Prompt :: A word-for-word copy of the records below is required.
▬▬▬▬▬▬
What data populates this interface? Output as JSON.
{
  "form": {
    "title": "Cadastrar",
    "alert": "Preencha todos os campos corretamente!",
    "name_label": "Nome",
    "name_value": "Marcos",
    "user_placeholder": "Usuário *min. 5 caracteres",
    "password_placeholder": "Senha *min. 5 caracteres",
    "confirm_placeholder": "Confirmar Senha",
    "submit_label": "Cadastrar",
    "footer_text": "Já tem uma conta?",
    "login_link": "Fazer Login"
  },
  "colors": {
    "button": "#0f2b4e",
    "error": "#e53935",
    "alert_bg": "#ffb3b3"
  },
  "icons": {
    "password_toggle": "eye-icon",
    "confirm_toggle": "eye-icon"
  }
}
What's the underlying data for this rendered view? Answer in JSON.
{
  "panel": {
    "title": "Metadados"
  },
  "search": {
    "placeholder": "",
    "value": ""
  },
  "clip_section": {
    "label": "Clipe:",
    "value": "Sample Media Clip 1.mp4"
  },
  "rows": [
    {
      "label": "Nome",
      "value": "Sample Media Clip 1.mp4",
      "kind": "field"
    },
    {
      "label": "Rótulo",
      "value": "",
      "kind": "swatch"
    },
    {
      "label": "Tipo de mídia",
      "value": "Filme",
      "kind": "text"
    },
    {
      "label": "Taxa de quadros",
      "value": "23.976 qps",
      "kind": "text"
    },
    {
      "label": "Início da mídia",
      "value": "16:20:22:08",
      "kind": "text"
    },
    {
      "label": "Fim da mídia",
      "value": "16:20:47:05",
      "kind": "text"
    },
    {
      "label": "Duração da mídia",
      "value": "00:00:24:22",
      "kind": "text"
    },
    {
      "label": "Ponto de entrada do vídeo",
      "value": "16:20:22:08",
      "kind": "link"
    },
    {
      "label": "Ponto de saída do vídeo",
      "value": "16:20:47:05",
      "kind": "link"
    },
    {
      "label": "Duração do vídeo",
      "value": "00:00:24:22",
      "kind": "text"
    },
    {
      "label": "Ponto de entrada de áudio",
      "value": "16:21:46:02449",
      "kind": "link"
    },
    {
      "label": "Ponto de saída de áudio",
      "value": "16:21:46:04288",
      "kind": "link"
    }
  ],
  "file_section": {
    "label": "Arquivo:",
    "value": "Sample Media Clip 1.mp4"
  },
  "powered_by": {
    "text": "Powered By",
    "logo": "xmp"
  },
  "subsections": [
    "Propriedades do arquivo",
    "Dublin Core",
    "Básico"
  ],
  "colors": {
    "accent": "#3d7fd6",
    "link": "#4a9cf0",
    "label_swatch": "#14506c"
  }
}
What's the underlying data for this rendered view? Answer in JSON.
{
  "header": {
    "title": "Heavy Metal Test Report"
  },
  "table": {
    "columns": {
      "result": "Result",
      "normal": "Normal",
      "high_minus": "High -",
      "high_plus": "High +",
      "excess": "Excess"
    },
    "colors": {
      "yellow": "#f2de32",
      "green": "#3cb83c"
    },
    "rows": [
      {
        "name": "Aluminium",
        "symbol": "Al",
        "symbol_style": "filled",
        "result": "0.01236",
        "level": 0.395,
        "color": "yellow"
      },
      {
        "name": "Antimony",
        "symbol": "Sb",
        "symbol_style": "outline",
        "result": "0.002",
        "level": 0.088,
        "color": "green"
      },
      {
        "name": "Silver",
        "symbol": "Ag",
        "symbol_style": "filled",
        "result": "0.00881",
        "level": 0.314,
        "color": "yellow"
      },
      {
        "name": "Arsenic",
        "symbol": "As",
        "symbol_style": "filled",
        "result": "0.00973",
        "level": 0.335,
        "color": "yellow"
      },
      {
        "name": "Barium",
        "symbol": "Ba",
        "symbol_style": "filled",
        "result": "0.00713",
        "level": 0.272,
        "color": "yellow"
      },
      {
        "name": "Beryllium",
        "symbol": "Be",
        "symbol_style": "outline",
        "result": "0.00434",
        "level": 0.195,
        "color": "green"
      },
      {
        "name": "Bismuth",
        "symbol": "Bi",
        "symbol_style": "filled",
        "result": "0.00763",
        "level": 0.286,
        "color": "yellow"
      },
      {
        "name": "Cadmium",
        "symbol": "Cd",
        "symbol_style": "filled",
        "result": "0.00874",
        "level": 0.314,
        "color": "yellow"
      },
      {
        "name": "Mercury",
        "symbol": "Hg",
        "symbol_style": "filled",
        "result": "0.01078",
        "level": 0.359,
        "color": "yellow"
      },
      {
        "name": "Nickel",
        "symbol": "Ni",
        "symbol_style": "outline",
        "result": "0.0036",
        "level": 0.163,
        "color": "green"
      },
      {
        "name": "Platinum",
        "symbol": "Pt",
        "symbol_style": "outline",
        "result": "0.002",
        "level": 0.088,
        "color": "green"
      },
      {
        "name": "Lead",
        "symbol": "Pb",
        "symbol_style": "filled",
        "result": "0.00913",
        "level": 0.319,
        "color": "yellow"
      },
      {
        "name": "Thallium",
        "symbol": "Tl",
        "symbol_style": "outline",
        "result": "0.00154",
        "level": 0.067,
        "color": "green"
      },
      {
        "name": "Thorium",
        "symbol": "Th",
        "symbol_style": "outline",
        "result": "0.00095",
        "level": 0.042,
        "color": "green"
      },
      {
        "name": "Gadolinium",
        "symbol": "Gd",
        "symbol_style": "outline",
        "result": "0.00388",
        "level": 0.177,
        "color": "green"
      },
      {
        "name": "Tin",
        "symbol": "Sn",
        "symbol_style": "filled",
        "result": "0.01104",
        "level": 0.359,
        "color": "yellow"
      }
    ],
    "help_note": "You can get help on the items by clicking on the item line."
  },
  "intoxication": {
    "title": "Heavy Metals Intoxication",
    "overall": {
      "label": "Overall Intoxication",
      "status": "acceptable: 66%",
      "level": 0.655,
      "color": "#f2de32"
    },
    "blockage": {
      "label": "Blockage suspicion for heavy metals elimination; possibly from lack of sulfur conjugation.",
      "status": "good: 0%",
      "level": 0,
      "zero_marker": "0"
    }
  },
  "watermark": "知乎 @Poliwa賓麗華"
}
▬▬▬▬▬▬
Finished exercise ::
What data populates this interface? Output as JSON.
{
  "form": {
    "title": "Cadastrar",
    "alert": "Preencha todos os campos corretamente!",
    "name_label": "Nome",
    "name_value": "Marcos",
    "user_placeholder": "Usuário *min. 5 caracteres",
    "password_placeholder": "Senha *min. 5 caracteres",
    "confirm_placeholder": "Confirmar Senha",
    "submit_label": "Cadastrar",
    "footer_text": "Já tem uma conta?",
    "login_link": "Fazer Login"
  },
  "colors": {
    "button": "#0f2b4e",
    "error": "#e53935",
    "alert_bg": "#ffb3b3"
  },
  "icons": {
    "password_toggle": "eye-icon",
    "confirm_toggle": "eye-icon"
  }
}
What's the underlying data for this rendered view? Answer in JSON.
{
  "panel": {
    "title": "Metadados"
  },
  "search": {
    "placeholder": "",
    "value": ""
  },
  "clip_section": {
    "label": "Clipe:",
    "value": "Sample Media Clip 1.mp4"
  },
  "rows": [
    {
      "label": "Nome",
      "value": "Sample Media Clip 1.mp4",
      "kind": "field"
    },
    {
      "label": "Rótulo",
      "value": "",
      "kind": "swatch"
    },
    {
      "label": "Tipo de mídia",
      "value": "Filme",
      "kind": "text"
    },
    {
      "label": "Taxa de quadros",
      "value": "23.976 qps",
      "kind": "text"
    },
    {
      "label": "Início da mídia",
      "value": "16:20:22:08",
      "kind": "text"
    },
    {
      "label": "Fim da mídia",
      "value": "16:20:47:05",
      "kind": "text"
    },
    {
      "label": "Duração da mídia",
      "value": "00:00:24:22",
      "kind": "text"
    },
    {
      "label": "Ponto de entrada do vídeo",
      "value": "16:20:22:08",
      "kind": "link"
    },
    {
      "label": "Ponto de saída do vídeo",
      "value": "16:20:47:05",
      "kind": "link"
    },
    {
      "label": "Duração do vídeo",
      "value": "00:00:24:22",
      "kind": "text"
    },
    {
      "label": "Ponto de entrada de áudio",
      "value": "16:21:46:02449",
      "kind": "link"
    },
    {
      "label": "Ponto de saída de áudio",
      "value": "16:21:46:04288",
      "kind": "link"
    }
  ],
  "file_section": {
    "label": "Arquivo:",
    "value": "Sample Media Clip 1.mp4"
  },
  "powered_by": {
    "text": "Powered By",
    "logo": "xmp"
  },
  "subsections": [
    "Propriedades do arquivo",
    "Dublin Core",
    "Básico"
  ],
  "colors": {
    "accent": "#3d7fd6",
    "link": "#4a9cf0",
    "label_swatch": "#14506c"
  }
}
What's the underlying data for this rendered view? Answer in JSON.
{
  "header": {
    "title": "Heavy Metal Test Report"
  },
  "table": {
    "columns": {
      "result": "Result",
      "normal": "Normal",
      "high_minus": "High -",
      "high_plus": "High +",
      "excess": "Excess"
    },
    "colors": {
      "yellow": "#f2de32",
      "green": "#3cb83c"
    },
    "rows": [
      {
        "name": "Aluminium",
        "symbol": "Al",
        "symbol_style": "filled",
        "result": "0.01236",
        "level": 0.395,
        "color": "yellow"
      },
      {
        "name": "Antimony",
        "symbol": "Sb",
        "symbol_style": "outline",
        "result": "0.002",
        "level": 0.088,
        "color": "green"
      },
      {
        "name": "Silver",
        "symbol": "Ag",
        "symbol_style": "filled",
        "result": "0.00881",
        "level": 0.314,
        "color": "yellow"
      },
      {
        "name": "Arsenic",
        "symbol": "As",
        "symbol_style": "filled",
        "result": "0.00973",
        "level": 0.335,
        "color": "yellow"
      },
      {
        "name": "Barium",
        "symbol": "Ba",
        "symbol_style": "filled",
        "result": "0.00713",
        "level": 0.272,
        "color": "yellow"
      },
      {
        "name": "Beryllium",
        "symbol": "Be",
        "symbol_style": "outline",
        "result": "0.00434",
        "level": 0.195,
        "color": "green"
      },
      {
        "name": "Bismuth",
        "symbol": "Bi",
        "symbol_style": "filled",
        "result": "0.00763",
        "level": 0.286,
        "color": "yellow"
      },
      {
        "name": "Cadmium",
        "symbol": "Cd",
        "symbol_style": "filled",
        "result": "0.00874",
        "level": 0.314,
        "color": "yellow"
      },
      {
        "name": "Mercury",
        "symbol": "Hg",
        "symbol_style": "filled",
        "result": "0.01078",
        "level": 0.359,
        "color": "yellow"
      },
      {
        "name": "Nickel",
        "symbol": "Ni",
        "symbol_style": "outline",
        "result": "0.0036",
        "level": 0.163,
        "color": "green"
      },
      {
        "name": "Platinum",
        "symbol": "Pt",
        "symbol_style": "outline",
        "result": "0.002",
        "level": 0.088,
        "color": "green"
      },
      {
        "name": "Lead",
        "symbol": "Pb",
        "symbol_style": "filled",
        "result": "0.00913",
        "level": 0.319,
        "color": "yellow"
      },
      {
        "name": "Thallium",
        "symbol": "Tl",
        "symbol_style": "outline",
        "result": "0.00154",
        "level": 0.067,
        "color": "green"
      },
      {
        "name": "Thorium",
        "symbol": "Th",
        "symbol_style": "outline",
        "result": "0.00095",
        "level": 0.042,
        "color": "green"
      },
      {
        "name": "Gadolinium",
        "symbol": "Gd",
        "symbol_style": "outline",
        "result": "0.00388",
        "level": 0.177,
        "color": "green"
      },
      {
        "name": "Tin",
        "symbol": "Sn",
        "symbol_style": "filled",
        "result": "0.01104",
        "level": 0.359,
        "color": "yellow"
      }
    ],
    "help_note": "You can get help on the items by clicking on the item line."
  },
  "intoxication": {
    "title": "Heavy Metals Intoxication",
    "overall": {
      "label": "Overall Intoxication",
      "status": "acceptable: 66%",
      "level": 0.655,
      "color": "#f2de32"
    },
    "blockage": {
      "label": "Blockage suspicion for heavy metals elimination; possibly from lack of sulfur conjugation.",
      "status": "good: 0%",
      "level": 0,
      "zero_marker": "0"
    }
  },
  "watermark": "知乎 @Poliwa賓麗華"
}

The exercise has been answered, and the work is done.